Surfaces reveal so much. The marks painters make reveal so much about their work and themselves; their sense of proportion, line, and rhythm is more telling than their signature. Looking at the surfaces of nature may offer equivalent revelations. What do these shapes and patterns reveal about the world and their creator? Surfaces hide so much...
-John Paul Caponigro
Textures can create a powerful effect and interest in a painting, by subtly altering the surface. In the play of light and shadows, there can be created an almost meditative, calming effect. Texture can lead the eye of the observer where the artist wants it to go. The subtle difference in the edges where different textures meet and the lines and patterns they create, makes the whole composition visually appealing.
I am quite certain that there are numerous ways of achieving textures in acrylic medium. Here are some I have tried and used and found the results pleasant to the eye. Of course, I am not debating the importance of the overall composition of the painting, but we are going to see how we can make the work more visually appealing.
So here is a little how-to post on creating texture in your painting.
I have started with a canvas, which , as you can see has already been worked upon. It was originally mine - fresh and pristine. But my kiddo had other plans for it. He experimented with some idea he had in mind and then gave it to me to "improve" it. So I have inherited a canvas with possibilities. I recommend you start with one without. In any case, we might just be able to cover the paint completely or use it as a background for further work.
Paints - I use all kinds of paints from little craft paint bottles to artist quality acrylic paints. It just depends on what textures I am going for. Here I have used Artist's Loft paints along with Folkart brand paints from Michaels.
So let's get started. What I have planned to do is divide this canvas in to sections and I am going to attempt to show you various textures using a few different techniques.
|Canvas with Possibilities|
For this project I am using four different paints to create a layer of paint.
|Dollops of paints|
Using a round headed brush, gently mix the paints in a circular pattern. The goal here is not to flatten the paint on the canvas, but to mix the paints gently and create a swirl of paint, sitting thickly on top of the canvas.
|Gently mix the paint in circular motion|
Here is the result of our above handiwork. Acrylic paints tend to dry flat. So you need a good quantity of paint. It takes a little while to dry but it does so quite beautifully. We have one more layer of paint to go on top of this one. We will wait for 10 to 15 minutes before we apply that. It helps with creating thicker texture.
|Let paints 1,2,3 get tacky|
After 10 minutes or so, when the layers of paint have become tacky, I come in with the good dollop of fourth paint.
|Paint number 4|
Apply paint number 4 gently atop the layers of paint already there. Again, do it slowly, with an almost feather touch. The result is quite attractive, if I may say so myself.

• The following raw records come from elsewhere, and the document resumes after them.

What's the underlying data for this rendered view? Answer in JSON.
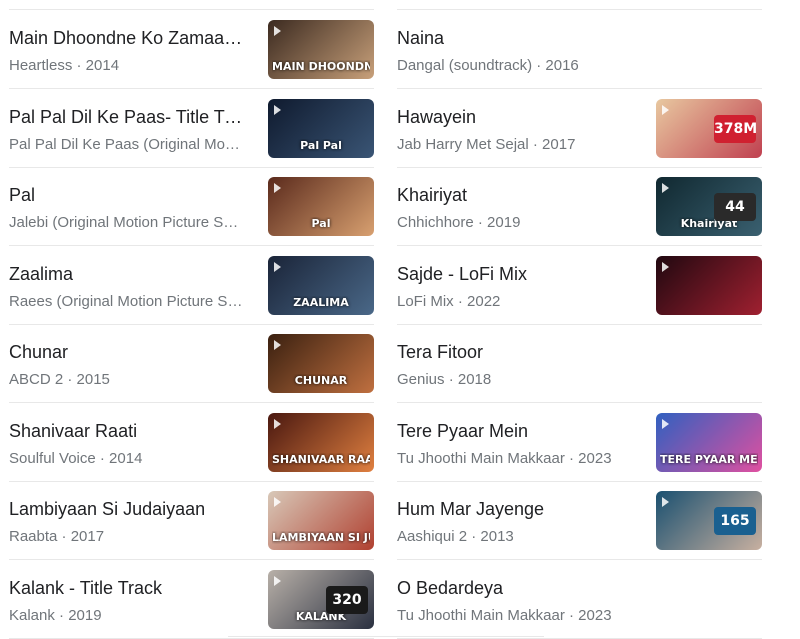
{
  "left": [
    {
      "title": "Main Dhoondne Ko Zamaane Mein",
      "subtitle": "Heartless · 2014",
      "thumb": {
        "colors": [
          "#3b2a20",
          "#c8a07a"
        ],
        "caption": "MAIN DHOONDNE KO ZAMAANE MEIN",
        "icon": "video-thumbnail-icon"
      }
    },
    {
      "title": "Pal Pal Dil Ke Paas- Title Track",
      "subtitle": "Pal Pal Dil Ke Paas (Original Motion Picture Soundtrack)",
      "thumb": {
        "colors": [
          "#0f1a2e",
          "#3a5575"
        ],
        "caption": "Pal Pal",
        "icon": "video-thumbnail-icon"
      }
    },
    {
      "title": "Pal",
      "subtitle": "Jalebi (Original Motion Picture Soundtrack)",
      "thumb": {
        "colors": [
          "#5a2a1c",
          "#d8a070"
        ],
        "caption": "Pal",
        "icon": "video-thumbnail-icon"
      }
    },
    {
      "title": "Zaalima",
      "subtitle": "Raees (Original Motion Picture Soundtrack)",
      "thumb": {
        "colors": [
          "#1a2438",
          "#4a6888"
        ],
        "caption": "ZAALIMA",
        "icon": "video-thumbnail-icon"
      }
    },
    {
      "title": "Chunar",
      "subtitle": "ABCD 2 · 2015",
      "thumb": {
        "colors": [
          "#3a2010",
          "#c07040"
        ],
        "caption": "CHUNAR",
        "icon": "video-thumbnail-icon"
      }
    },
    {
      "title": "Shanivaar Raati",
      "subtitle": "Soulful Voice · 2014",
      "thumb": {
        "colors": [
          "#4a1810",
          "#e08040"
        ],
        "caption": "SHANIVAAR RAATI",
        "icon": "video-thumbnail-icon"
      }
    },
    {
      "title": "Lambiyaan Si Judaiyaan",
      "subtitle": "Raabta · 2017",
      "thumb": {
        "colors": [
          "#d8c8b8",
          "#b04030"
        ],
        "caption": "LAMBIYAAN SI JUDAIYAAN",
        "icon": "video-thumbnail-icon"
      }
    },
    {
      "title": "Kalank - Title Track",
      "subtitle": "Kalank · 2019",
      "thumb": {
        "colors": [
          "#b8b0a8",
          "#2a3040"
        ],
        "caption": "KALANK",
        "badge": "320",
        "badge_color": "#1a1a1a",
        "icon": "video-thumbnail-icon"
      }
    }
  ],
  "right": [
    {
      "title": "Naina",
      "subtitle": "Dangal (soundtrack) · 2016",
      "thumb": null
    },
    {
      "title": "Hawayein",
      "subtitle": "Jab Harry Met Sejal · 2017",
      "thumb": {
        "colors": [
          "#e8c8a0",
          "#c04050"
        ],
        "caption": "",
        "badge": "378M",
        "badge_color": "#d02030",
        "icon": "video-thumbnail-icon"
      }
    },
    {
      "title": "Khairiyat",
      "subtitle": "Chhichhore · 2019",
      "thumb": {
        "colors": [
          "#102830",
          "#3a6070"
        ],
        "caption": "Khairiyat",
        "badge": "44",
        "badge_color": "#2a2a2a",
        "icon": "video-thumbnail-icon"
      }
    },
    {
      "title": "Sajde - LoFi Mix",
      "subtitle": "LoFi Mix · 2022",
      "thumb": {
        "colors": [
          "#200810",
          "#a02030"
        ],
        "caption": "",
        "icon": "video-thumbnail-icon"
      }
    },
    {
      "title": "Tera Fitoor",
      "subtitle": "Genius · 2018",
      "thumb": null
    },
    {
      "title": "Tere Pyaar Mein",
      "subtitle": "Tu Jhoothi Main Makkaar · 2023",
      "thumb": {
        "colors": [
          "#3060c0",
          "#e050a0"
        ],
        "caption": "TERE PYAAR MEIN",
        "icon": "video-thumbnail-icon"
      }
    },
    {
      "title": "Hum Mar Jayenge",
      "subtitle": "Aashiqui 2 · 2013",
      "thumb": {
        "colors": [
          "#1a5070",
          "#c8b0a0"
        ],
        "caption": "",
        "badge": "165",
        "badge_color": "#1a6090",
        "icon": "video-thumbnail-icon"
      }
    },
    {
      "title": "O Bedardeya",
      "subtitle": "Tu Jhoothi Main Makkaar · 2023",
      "thumb": null
    }
  ]
}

|Voila! A swirling symphony of |
colors and textures
This is but one of many ways of creating textures. In the next one, we will look at combing to achieve a linen like texture on our canvas. Come back!